"I want the nightmares of you coming into my room to go away," Erickson said.
Imrie was 12 years old when she suffered a tailbone injury and was treated by Nassar. She says that Nassar stuck his fingers inside her anus and she felt pain during the entire treatment with tears streaming down her face. Imrie's mother was in the room. Nassar requested a follow-up appointment to check on the injury and he repeated the abuse.
She is now a mother to four children and has battled depression. She said that she forgives Nassar because she does not want to carry around his abuse for the rest of her life.
The following victim wished to remain anonymous to the public but had the prosecutor show Nassar her name. She was eight years old when she first met Nassar and he still had not attended medical school. Nassar was a trainer at Great Lakes Gymnastics. She was first abused in 1992 an may be the oldest victim survivor to speak this week. She was part of a Michigan State study on flexibility when she was abused in his apartment and then it continued for several years.
“You took something from us that we will never get back," she said. "Our innocence. Our virginities. You were rewarded with prestigious roles. You went to the Olympics.”
"You are quite possibly the greatest perpetrator of sexual assault of all time," she added.
Christy Lemke-Akeo, Mother of Current Michigan State Gymnast Lindsey Lemke
Christy Lemka-Akeo read her daughter's impact statement. She said that Nassar started abusing her daughter when she was 10 years old and it happened almost daily. The abuse went on for years and "these girls had no idea this wasn’t a medical procedure."
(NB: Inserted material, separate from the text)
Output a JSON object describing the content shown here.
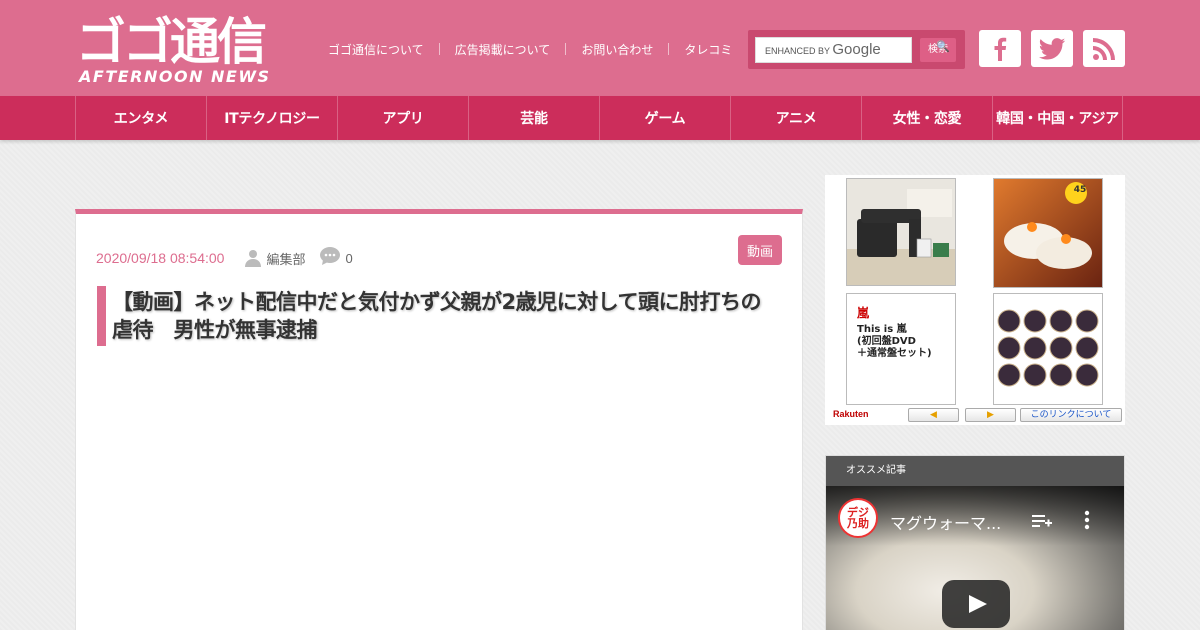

Halicek was 15 years old when she sought out Nassar for treatment on a fractured spine. She was training to be a level-10 gymnast. Nassar abused her repeatedly but she trusted him to heal her for a healthy return to competition. Her parents were in the room when he abused her. She said that to this day, she does not feel safe.
Halicek also called out Michigan State and USA Gymnastics for the "sin of omission is just as bad as the sin itself."
The woman wished to remain anonymous and have the cameras shut off during her impact statement. She was a high school athlete at the time of her abuse.
She was 15 years old when she started to see Nassar for back pain treatment. She quit gymnastics and said “nothing can change what Larry Nassar did to me.”
A prosecutor read Randall’s statement. She was the woman who reported Nassar to the Meridian Township Police in 2004. After Nassar abused her, Randall told her mother and they went to get a rape kit. Police met with the family and Nassar told them it was a medical procedure and misunderstanding. Police did not request any charges against Nassar or submit a report for review.
"Over the years, I tried to convince myself that I was the only one, and that I had scared him enough by filing a police report," Randall said.
The judge said that she has respect for the police but they “missed this one” and Nassar “became a good liar.”
The first day concluded with statements from women who are overseas. The woman in the last video said that she was abused as a child and informed adults but it was never reported to the proper authorities.
This post will continue to be updated with the stories shared from the courtroom on Wednesday.